I’m blogging today from the seventh floor balcony of the Lido Beach Resort in Sarasota, Florida, where Cari and I are enjoying a relaxing evening while Stu does yearbook stuff. His annual yearbook camp has been in Orlando for the last two summers, and while I love Orlando, and let’s face it, any hotel, I’m thrilled to be here. On the beach. I’ve spent a good deal of my time so far right here, listening to the waves and letting the sun relax some of my anxiety and stress away. I should be doing a million other things, but I am here, reflecting on a lovely afternoon.
We arrived here today at about 11 am and spent a good hour getting our students, members of the Cobra de Capello Yearbook Staff, settled while we waited for our room. We peaked a bit at the pool and the beach, but until Stu was off to begin his first session with the kids, Cari and I just puttered around the room. Almost as soon as he had closed the door, Cari insisted that I put on my bathing suit so we could go swimming. I wasn’t opposed; the pool is spacious and mostly deserted, and I’ve been reading a book that I was interested in putting a dent into. But that wasn’t meant to be, and I’m glad for it. My iPad mini overheated… it actually produced a warning message saying that it would wait until it was a proper temperature before becoming operation again, thank you very much. So I decided to play it safe and return both my iPad and my iPhone to the room. Being digitally dark, as they say, made for a fantastic afternoon with my daughter.
When I returned to the pool, Cari was ready to go shelling. While we were waiting for our room, Cari found a coupon book in registration that featured an article about the shells that can be found in this area. Well, that was enough for Cari. She saw those beautiful shells and knew that she wanted to spend at least part of the afternoon shelling. I wanted to warn her that shells are sometimes hard to find, but she didn’t seem to mind as we made our way to the beach only steps away from the pool. Almost instantly, she was crouched the over colorful bits that dotted the sand and was storing her treasures into her borrowed bucket. We walked for thirty minutes or so at a snail’s pace, both watching the water carefully for the snake eye shell she really wanted. But what she found was what was really remarkable. I’ve been collecting shells since before I was her age from Cocoa Beach, where my grandmother lived and I visited nearly every summer. Cari, too, has been collecting shells since she was old enough to carry a bucket for herself. But what really struck me was how different the shells she picked up were from mine. Cari fell in love with broad, white clam shells, and didn’t seem to care that she had collected a dozen; every time she spotted another she would exclaim excitedly and drop the prize into her bucket. I was much more selective: I sought after the more classic shape of the scallop shell or any pattern or texture that was different. When she found a “twisty” shell, even though it was completely broken, she was positively ecstatic. “Look how beautiful, Mom!” she told me.

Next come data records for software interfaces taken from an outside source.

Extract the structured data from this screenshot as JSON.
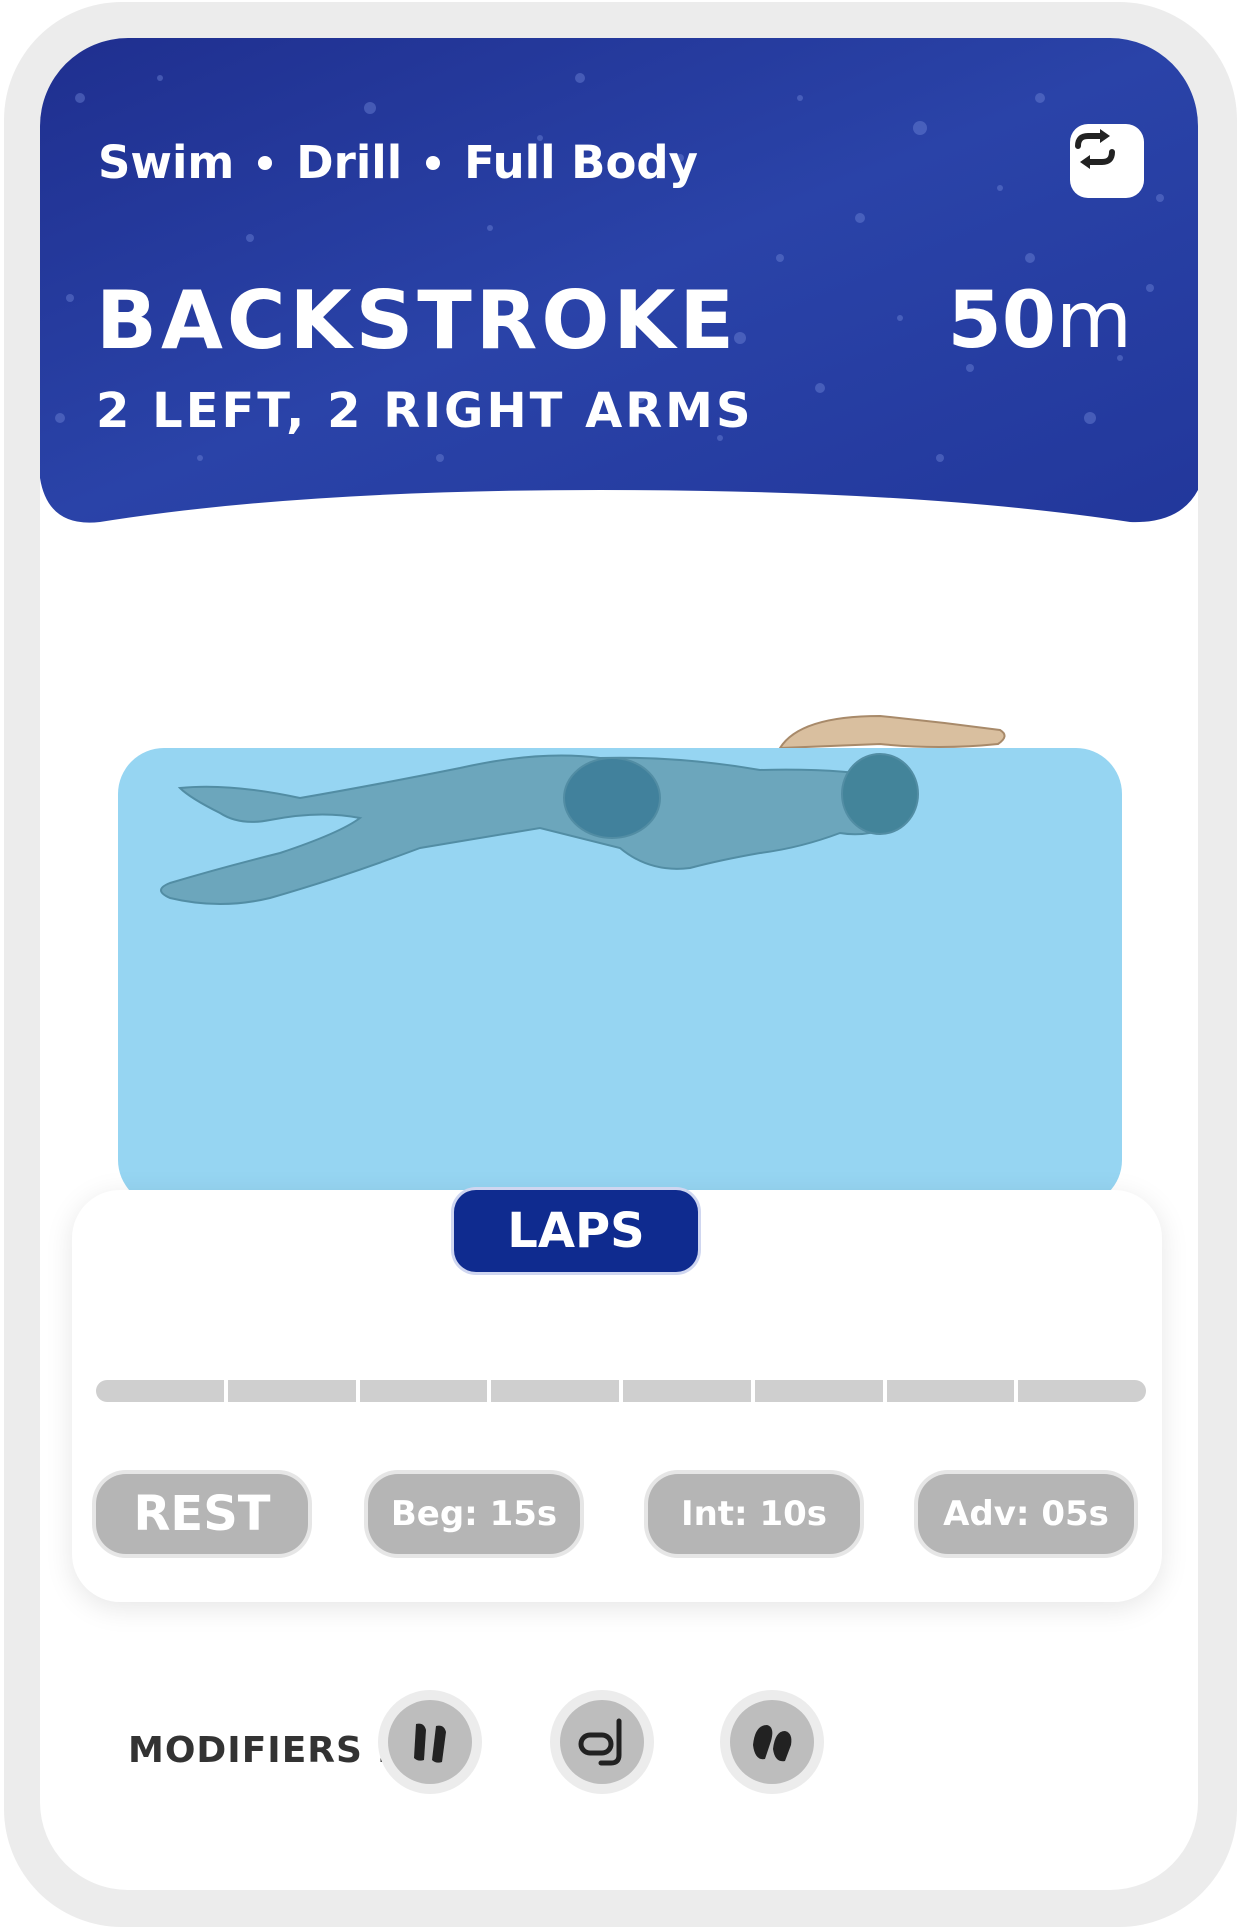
{
  "header": {
    "tags": [
      "Swim",
      "Drill",
      "Full Body"
    ],
    "title": "BACKSTROKE",
    "subtitle": "2 LEFT, 2 RIGHT ARMS",
    "distance_value": "50",
    "distance_unit": "m",
    "swap_icon": "repeat-swap-icon"
  },
  "laps": {
    "label": "LAPS",
    "segments": 8,
    "completed": 0
  },
  "rest": {
    "label": "REST",
    "levels": [
      {
        "label": "Beg: 15s"
      },
      {
        "label": "Int: 10s"
      },
      {
        "label": "Adv: 05s"
      }
    ]
  },
  "modifiers": {
    "label": "MODIFIERS :",
    "icons": [
      "fins-icon",
      "snorkel-icon",
      "paddles-icon"
    ]
  },
  "colors": {
    "header_blue": "#233a9e",
    "water": "#96d5f2",
    "laps_pill": "#0f2b8f",
    "pill_grey": "#b5b5b5"
  }
}
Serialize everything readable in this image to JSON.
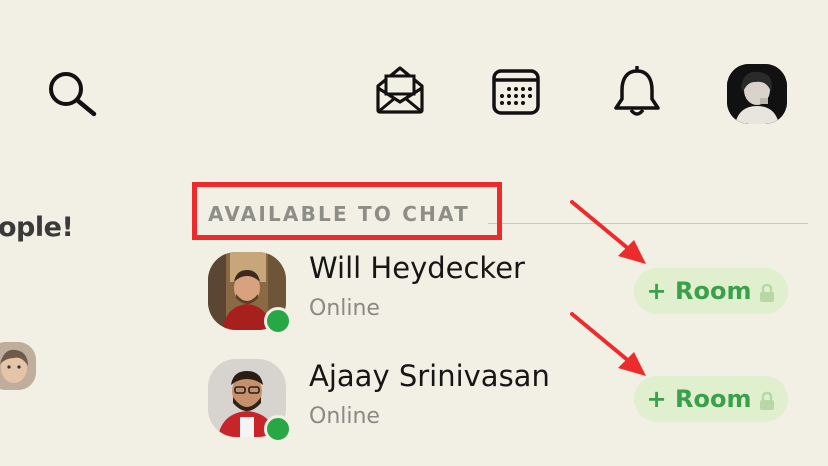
{
  "left_partial_text": "ople!",
  "section": {
    "header": "AVAILABLE TO CHAT"
  },
  "users": [
    {
      "name": "Will Heydecker",
      "status": "Online",
      "room_label": "+ Room"
    },
    {
      "name": "Ajaay Srinivasan",
      "status": "Online",
      "room_label": "+ Room"
    }
  ],
  "icons": [
    "search-icon",
    "envelope-open-icon",
    "calendar-icon",
    "bell-icon"
  ],
  "colors": {
    "background": "#f2efe4",
    "online": "#28a745",
    "room_button_bg": "#e0f0ce",
    "room_button_text": "#3aa14a",
    "annotation": "#ec2c2c"
  }
}
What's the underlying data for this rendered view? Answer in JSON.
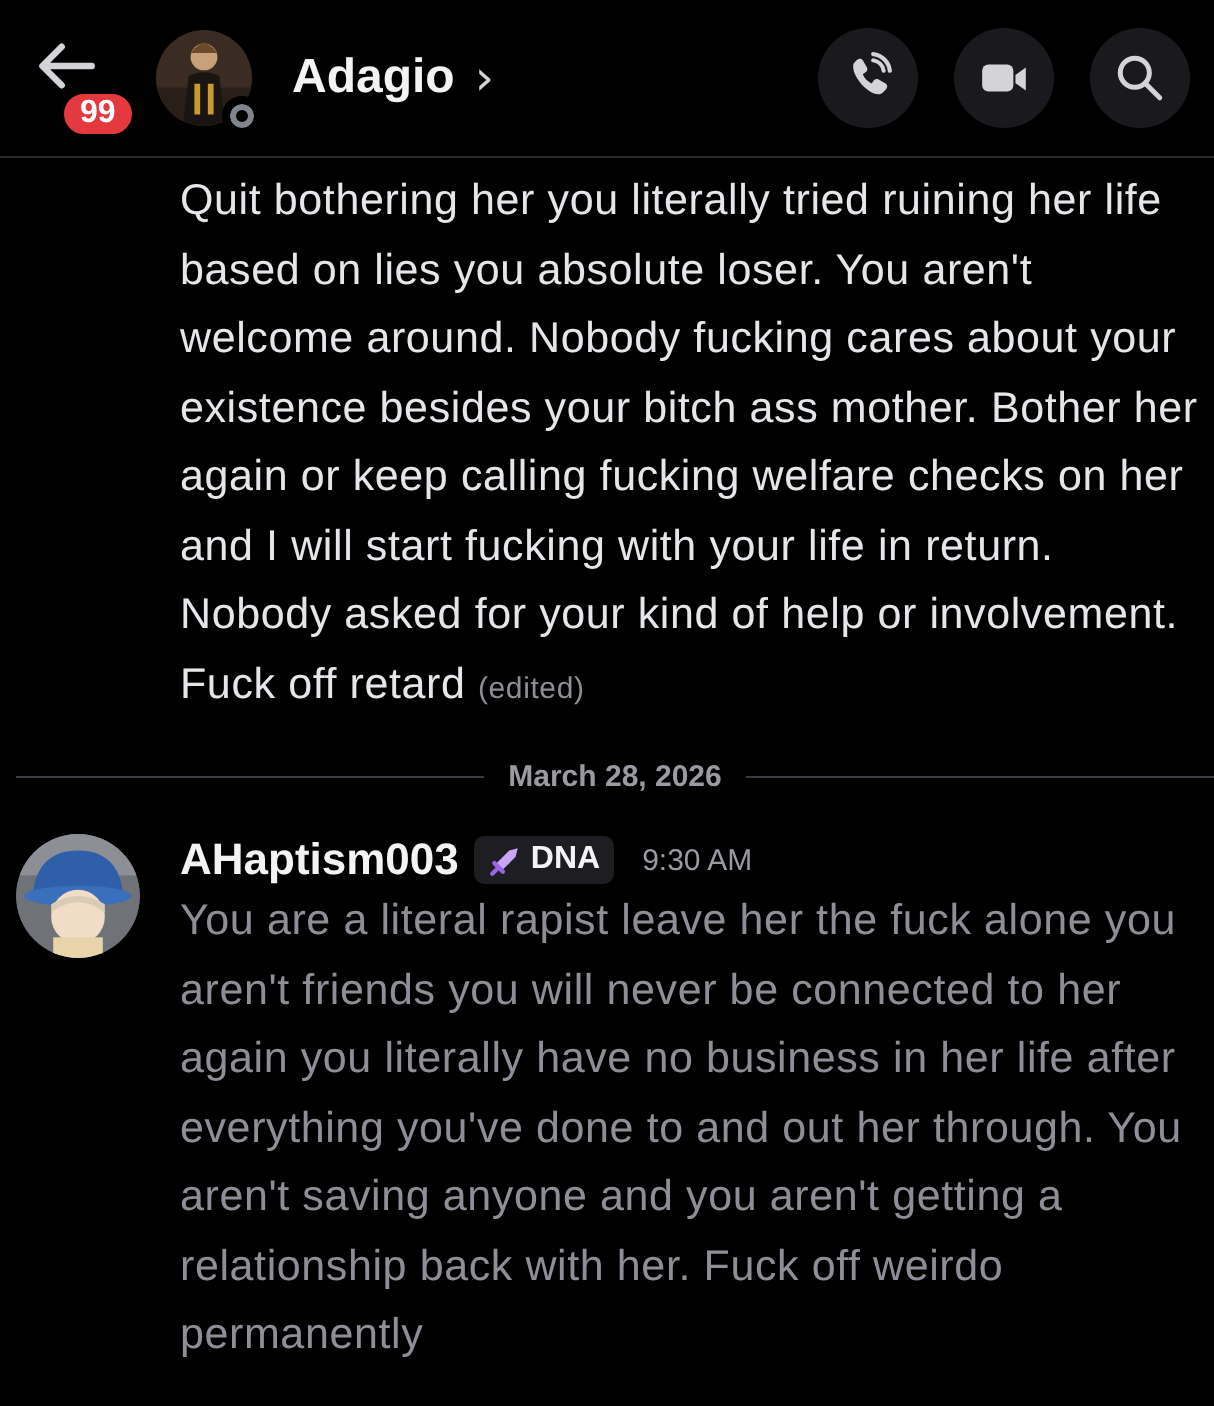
{
  "header": {
    "unread_badge": "99",
    "title": "Adagio",
    "title_chevron": "›",
    "online": false
  },
  "messages": [
    {
      "kind": "continuation",
      "text": "Quit bothering her you literally tried ruining her life based on lies you absolute loser. You aren't welcome around. Nobody fucking cares about your existence besides your bitch ass mother. Bother her again or keep calling fucking welfare checks on her and I will start fucking with your life in return. Nobody asked for your kind of help or involvement. Fuck off retard",
      "edited_label": "(edited)",
      "sending": false
    },
    {
      "kind": "divider",
      "date": "March 28, 2026"
    },
    {
      "kind": "message",
      "author": "AHaptism003",
      "tag": "DNA",
      "time": "9:30 AM",
      "text": "You are a literal rapist leave her the fuck alone you aren't friends you will never be connected to her again you literally have no business in her life after everything you've done to and out her through. You aren't saving anyone and you aren't getting a relationship back with her. Fuck off weirdo permanently",
      "sending": true
    }
  ]
}
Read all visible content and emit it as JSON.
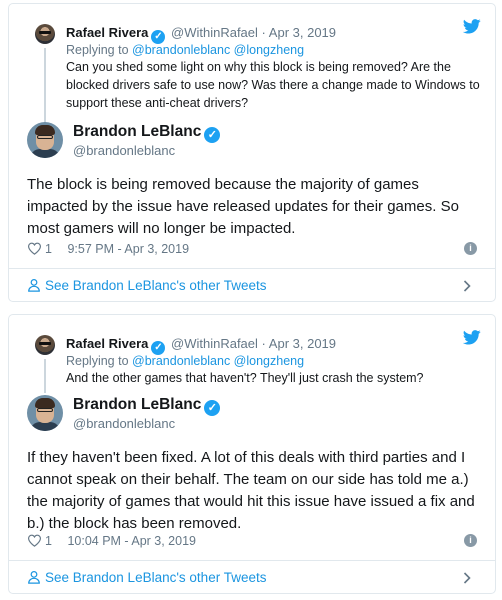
{
  "tweets": [
    {
      "parent": {
        "name": "Rafael Rivera",
        "handle": "@WithinRafael",
        "separator": "·",
        "date": "Apr 3, 2019",
        "replying_prefix": "Replying to",
        "replying_to": "@brandonleblanc @longzheng",
        "text": "Can you shed some light on why this block is being removed? Are the blocked drivers safe to use now? Was there a change made to Windows to support these anti-cheat drivers?"
      },
      "main": {
        "name": "Brandon LeBlanc",
        "handle": "@brandonleblanc",
        "text": "The block is being removed because the majority of games impacted by the issue have released updates for their games. So most gamers will no longer be impacted.",
        "likes": "1",
        "timestamp": "9:57 PM - Apr 3, 2019"
      },
      "footer_label": "See Brandon LeBlanc's other Tweets"
    },
    {
      "parent": {
        "name": "Rafael Rivera",
        "handle": "@WithinRafael",
        "separator": "·",
        "date": "Apr 3, 2019",
        "replying_prefix": "Replying to",
        "replying_to": "@brandonleblanc @longzheng",
        "text": "And the other games that haven't? They'll just crash the system?"
      },
      "main": {
        "name": "Brandon LeBlanc",
        "handle": "@brandonleblanc",
        "text": "If they haven't been fixed. A lot of this deals with third parties and I cannot speak on their behalf. The team on our side has told me a.) the majority of games that would hit this issue have issued a fix and b.) the block has been removed.",
        "likes": "1",
        "timestamp": "10:04 PM - Apr 3, 2019"
      },
      "footer_label": "See Brandon LeBlanc's other Tweets"
    }
  ],
  "icons": {
    "brand": "twitter-bird-icon",
    "verified": "verified-badge-icon",
    "like": "heart-icon",
    "info": "info-icon",
    "profile": "user-icon",
    "chevron": "chevron-right-icon"
  },
  "colors": {
    "accent": "#1da1f2",
    "link": "#1b95e0",
    "text": "#14171a",
    "muted": "#657786",
    "border": "#e1e8ed"
  }
}
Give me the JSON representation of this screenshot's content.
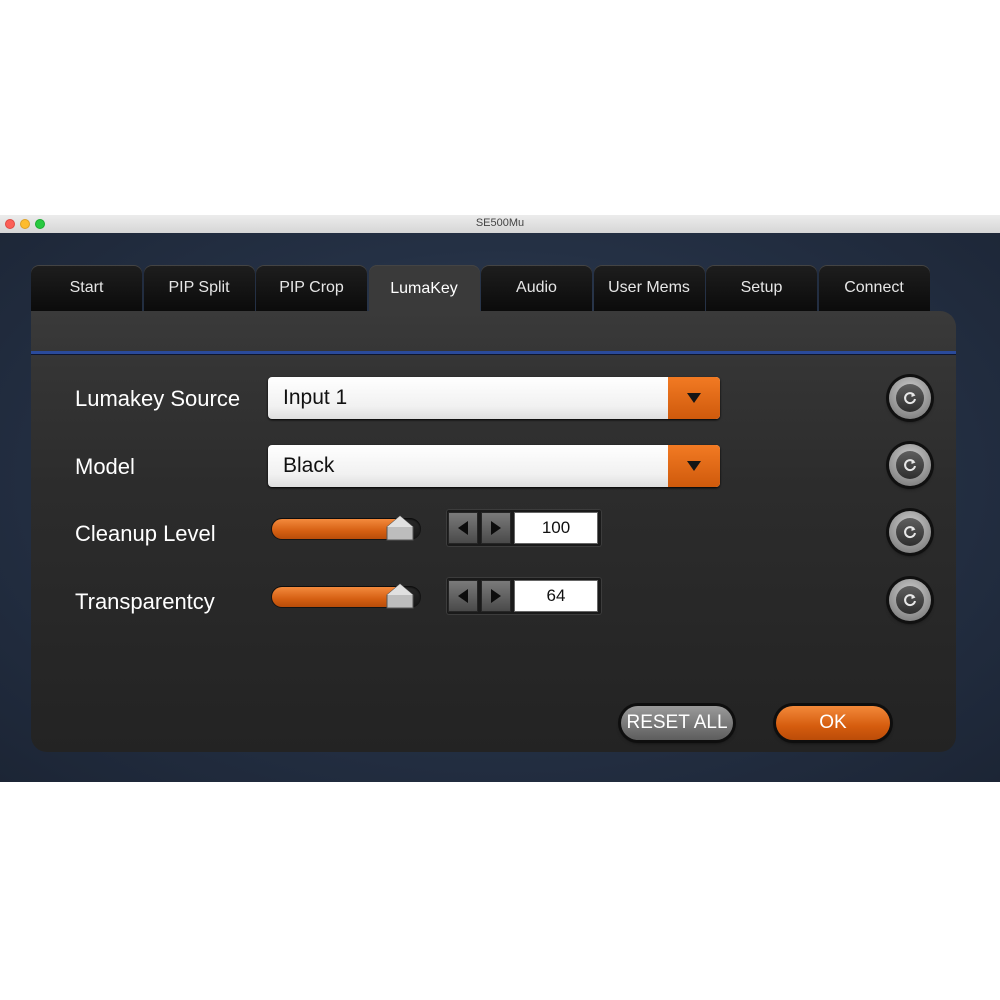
{
  "window": {
    "title": "SE500Mu"
  },
  "tabs": [
    {
      "label": "Start"
    },
    {
      "label": "PIP Split"
    },
    {
      "label": "PIP Crop"
    },
    {
      "label": "LumaKey",
      "active": true
    },
    {
      "label": "Audio"
    },
    {
      "label": "User Mems"
    },
    {
      "label": "Setup"
    },
    {
      "label": "Connect"
    }
  ],
  "fields": {
    "lumakey_source": {
      "label": "Lumakey Source",
      "value": "Input 1"
    },
    "model": {
      "label": "Model",
      "value": "Black"
    },
    "cleanup_level": {
      "label": "Cleanup Level",
      "value": "100",
      "fill_fraction": 0.85
    },
    "transparency": {
      "label": "Transparentcy",
      "value": "64",
      "fill_fraction": 0.85
    }
  },
  "buttons": {
    "reset_all": "RESET ALL",
    "ok": "OK"
  },
  "icons": {
    "dropdown": "triangle-down-icon",
    "step_left": "triangle-left-icon",
    "step_right": "triangle-right-icon",
    "reset": "circular-arrow-icon"
  },
  "colors": {
    "accent": "#e0661a",
    "panel": "#2c2c2c",
    "divider": "#2a4a9a"
  }
}
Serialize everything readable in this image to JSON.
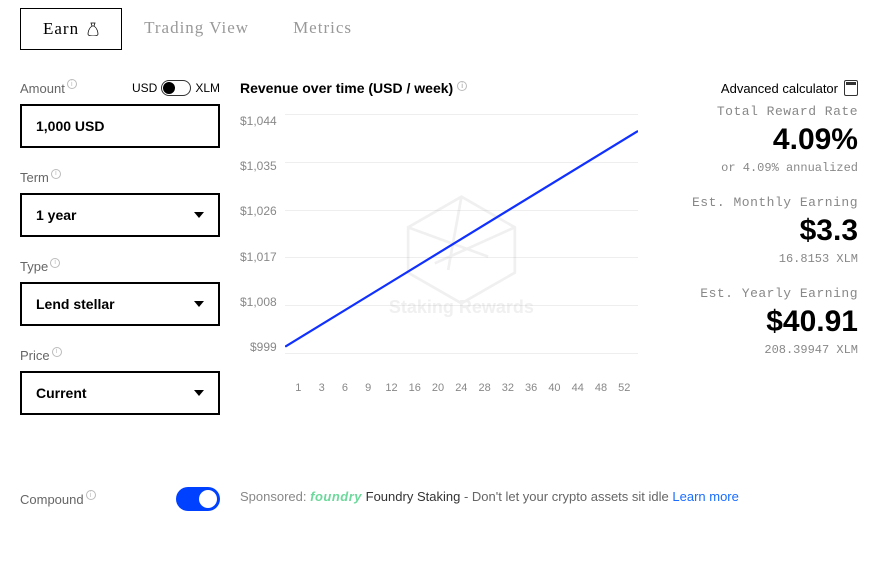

I wonder when it came to be that my own appreciation of beauty changed so dramatically. Really, the shell was beautiful. It was worn but still maintained strongly some of the structure that made it stand apart. But to be philosophical, it represented much more; the water rushing around our feet, the sand between our toes, the warmth of the sun on our backs, and the precious moment that we shared holding hands as we walked back to the hotel. I wonder how often we miss those moments.
Happy Summer, all… Thanks for coming back to read this, even though I’m two weeks behind!
Do you have any shell collecting stories? Or am I the only person who gets philosophical at the beach?